PROBLEM TO SOLVE: Write the records out again exactly, but without pictures.
- Opening Delimiter -
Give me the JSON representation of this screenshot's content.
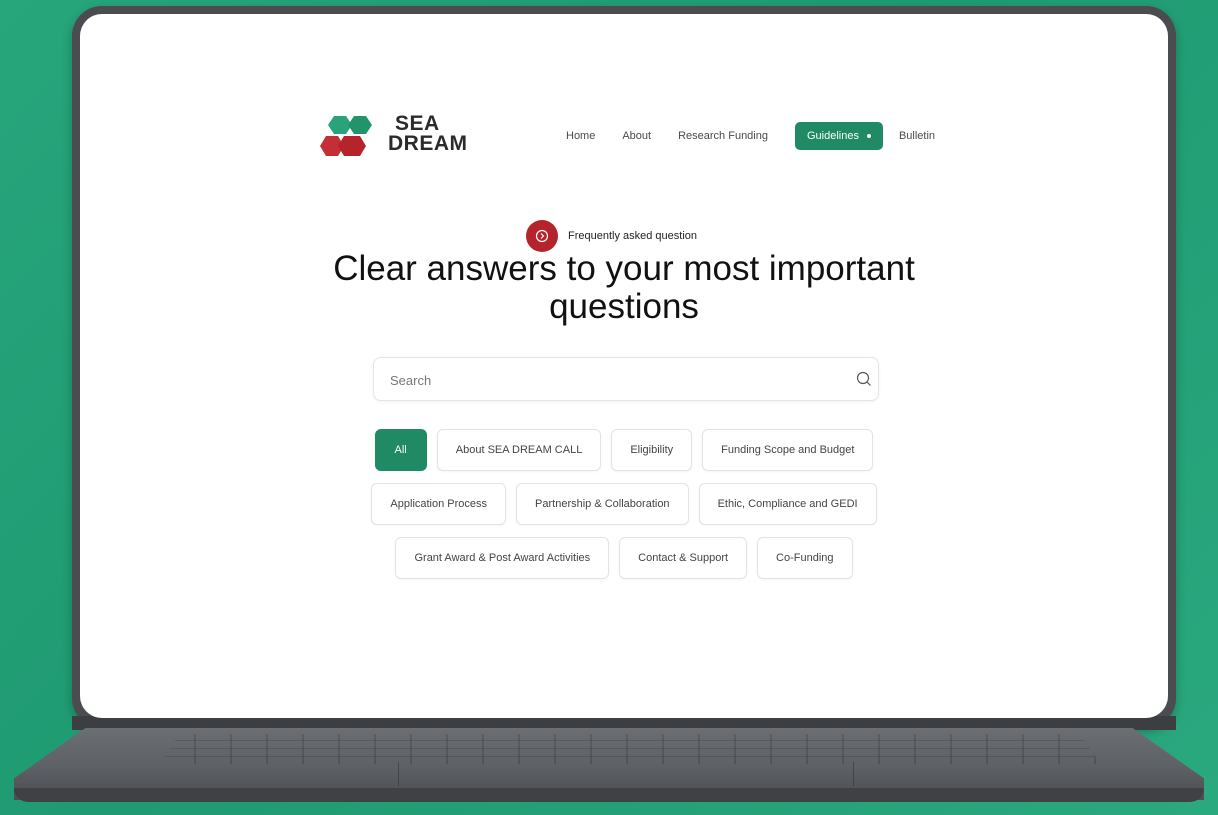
{
  "brand": {
    "line1": "SEA",
    "line2": "DREAM",
    "colors": {
      "green": "#2aa37a",
      "red": "#c42e35"
    }
  },
  "nav": {
    "items": [
      {
        "label": "Home",
        "active": false
      },
      {
        "label": "About",
        "active": false
      },
      {
        "label": "Research Funding",
        "active": false
      },
      {
        "label": "Guidelines",
        "active": true
      },
      {
        "label": "Bulletin",
        "active": false
      }
    ]
  },
  "hero": {
    "badge_label": "Frequently asked question",
    "title_line1": "Clear answers to your most important",
    "title_line2": "questions"
  },
  "search": {
    "placeholder": "Search",
    "value": "",
    "icon": "search-icon"
  },
  "filters": {
    "row1": [
      "All",
      "About SEA DREAM CALL",
      "Eligibility",
      "Funding Scope and Budget"
    ],
    "row2": [
      "Application Process",
      "Partnership & Collaboration",
      "Ethic, Compliance and GEDI"
    ],
    "row3": [
      "Grant Award & Post Award Activities",
      "Contact & Support",
      "Co-Funding"
    ],
    "selected": "All"
  },
  "theme": {
    "accent": "#1f8a64",
    "badge": "#b5242b",
    "background": "#27a57b"
  }
}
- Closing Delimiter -
ANSWER TO THIS EXERCISE:
Give me the JSON representation of this screenshot's content.
{
  "brand": {
    "line1": "SEA",
    "line2": "DREAM",
    "colors": {
      "green": "#2aa37a",
      "red": "#c42e35"
    }
  },
  "nav": {
    "items": [
      {
        "label": "Home",
        "active": false
      },
      {
        "label": "About",
        "active": false
      },
      {
        "label": "Research Funding",
        "active": false
      },
      {
        "label": "Guidelines",
        "active": true
      },
      {
        "label": "Bulletin",
        "active": false
      }
    ]
  },
  "hero": {
    "badge_label": "Frequently asked question",
    "title_line1": "Clear answers to your most important",
    "title_line2": "questions"
  },
  "search": {
    "placeholder": "Search",
    "value": "",
    "icon": "search-icon"
  },
  "filters": {
    "row1": [
      "All",
      "About SEA DREAM CALL",
      "Eligibility",
      "Funding Scope and Budget"
    ],
    "row2": [
      "Application Process",
      "Partnership & Collaboration",
      "Ethic, Compliance and GEDI"
    ],
    "row3": [
      "Grant Award & Post Award Activities",
      "Contact & Support",
      "Co-Funding"
    ],
    "selected": "All"
  },
  "theme": {
    "accent": "#1f8a64",
    "badge": "#b5242b",
    "background": "#27a57b"
  }
}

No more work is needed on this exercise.